[Problem details] Repeat all the records, precisely as given.
-- Information given follows --
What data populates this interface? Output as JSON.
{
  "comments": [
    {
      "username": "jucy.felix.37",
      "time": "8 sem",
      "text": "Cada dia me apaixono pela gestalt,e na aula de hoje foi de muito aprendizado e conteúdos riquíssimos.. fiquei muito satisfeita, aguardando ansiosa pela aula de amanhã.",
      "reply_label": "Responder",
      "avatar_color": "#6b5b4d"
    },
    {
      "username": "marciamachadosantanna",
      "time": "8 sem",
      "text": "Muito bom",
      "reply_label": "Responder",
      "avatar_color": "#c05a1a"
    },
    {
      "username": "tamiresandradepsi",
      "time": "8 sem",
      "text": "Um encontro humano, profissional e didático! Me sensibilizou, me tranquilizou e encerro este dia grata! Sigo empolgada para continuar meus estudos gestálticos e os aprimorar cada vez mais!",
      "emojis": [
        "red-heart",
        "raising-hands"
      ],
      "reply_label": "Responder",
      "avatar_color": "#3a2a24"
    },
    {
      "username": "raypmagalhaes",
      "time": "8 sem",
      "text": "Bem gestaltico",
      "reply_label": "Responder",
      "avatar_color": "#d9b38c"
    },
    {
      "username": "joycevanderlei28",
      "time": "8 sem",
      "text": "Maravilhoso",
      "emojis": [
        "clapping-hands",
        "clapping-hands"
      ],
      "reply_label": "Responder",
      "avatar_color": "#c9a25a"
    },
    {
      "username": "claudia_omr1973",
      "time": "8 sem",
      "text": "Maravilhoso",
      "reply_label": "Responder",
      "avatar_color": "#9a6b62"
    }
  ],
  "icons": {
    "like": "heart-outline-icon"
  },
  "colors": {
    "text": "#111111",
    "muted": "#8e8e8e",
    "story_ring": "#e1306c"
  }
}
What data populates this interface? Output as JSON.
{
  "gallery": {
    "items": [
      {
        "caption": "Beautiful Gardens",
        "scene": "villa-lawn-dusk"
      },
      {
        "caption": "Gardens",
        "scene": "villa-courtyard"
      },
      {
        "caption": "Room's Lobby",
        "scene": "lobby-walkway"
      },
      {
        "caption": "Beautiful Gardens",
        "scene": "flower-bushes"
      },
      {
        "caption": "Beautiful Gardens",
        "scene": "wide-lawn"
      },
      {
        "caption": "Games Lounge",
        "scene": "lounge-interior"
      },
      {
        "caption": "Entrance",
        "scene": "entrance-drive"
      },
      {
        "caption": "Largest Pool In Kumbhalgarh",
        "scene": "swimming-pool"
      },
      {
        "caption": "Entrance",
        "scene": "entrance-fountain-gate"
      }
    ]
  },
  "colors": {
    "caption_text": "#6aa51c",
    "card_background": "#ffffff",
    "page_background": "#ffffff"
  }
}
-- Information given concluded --
[Finished task]
What data populates this interface? Output as JSON.
{
  "comments": [
    {
      "username": "jucy.felix.37",
      "time": "8 sem",
      "text": "Cada dia me apaixono pela gestalt,e na aula de hoje foi de muito aprendizado e conteúdos riquíssimos.. fiquei muito satisfeita, aguardando ansiosa pela aula de amanhã.",
      "reply_label": "Responder",
      "avatar_color": "#6b5b4d"
    },
    {
      "username": "marciamachadosantanna",
      "time": "8 sem",
      "text": "Muito bom",
      "reply_label": "Responder",
      "avatar_color": "#c05a1a"
    },
    {
      "username": "tamiresandradepsi",
      "time": "8 sem",
      "text": "Um encontro humano, profissional e didático! Me sensibilizou, me tranquilizou e encerro este dia grata! Sigo empolgada para continuar meus estudos gestálticos e os aprimorar cada vez mais!",
      "emojis": [
        "red-heart",
        "raising-hands"
      ],
      "reply_label": "Responder",
      "avatar_color": "#3a2a24"
    },
    {
      "username": "raypmagalhaes",
      "time": "8 sem",
      "text": "Bem gestaltico",
      "reply_label": "Responder",
      "avatar_color": "#d9b38c"
    },
    {
      "username": "joycevanderlei28",
      "time": "8 sem",
      "text": "Maravilhoso",
      "emojis": [
        "clapping-hands",
        "clapping-hands"
      ],
      "reply_label": "Responder",
      "avatar_color": "#c9a25a"
    },
    {
      "username": "claudia_omr1973",
      "time": "8 sem",
      "text": "Maravilhoso",
      "reply_label": "Responder",
      "avatar_color": "#9a6b62"
    }
  ],
  "icons": {
    "like": "heart-outline-icon"
  },
  "colors": {
    "text": "#111111",
    "muted": "#8e8e8e",
    "story_ring": "#e1306c"
  }
}
What data populates this interface? Output as JSON.
{
  "gallery": {
    "items": [
      {
        "caption": "Beautiful Gardens",
        "scene": "villa-lawn-dusk"
      },
      {
        "caption": "Gardens",
        "scene": "villa-courtyard"
      },
      {
        "caption": "Room's Lobby",
        "scene": "lobby-walkway"
      },
      {
        "caption": "Beautiful Gardens",
        "scene": "flower-bushes"
      },
      {
        "caption": "Beautiful Gardens",
        "scene": "wide-lawn"
      },
      {
        "caption": "Games Lounge",
        "scene": "lounge-interior"
      },
      {
        "caption": "Entrance",
        "scene": "entrance-drive"
      },
      {
        "caption": "Largest Pool In Kumbhalgarh",
        "scene": "swimming-pool"
      },
      {
        "caption": "Entrance",
        "scene": "entrance-fountain-gate"
      }
    ]
  },
  "colors": {
    "caption_text": "#6aa51c",
    "card_background": "#ffffff",
    "page_background": "#ffffff"
  }
}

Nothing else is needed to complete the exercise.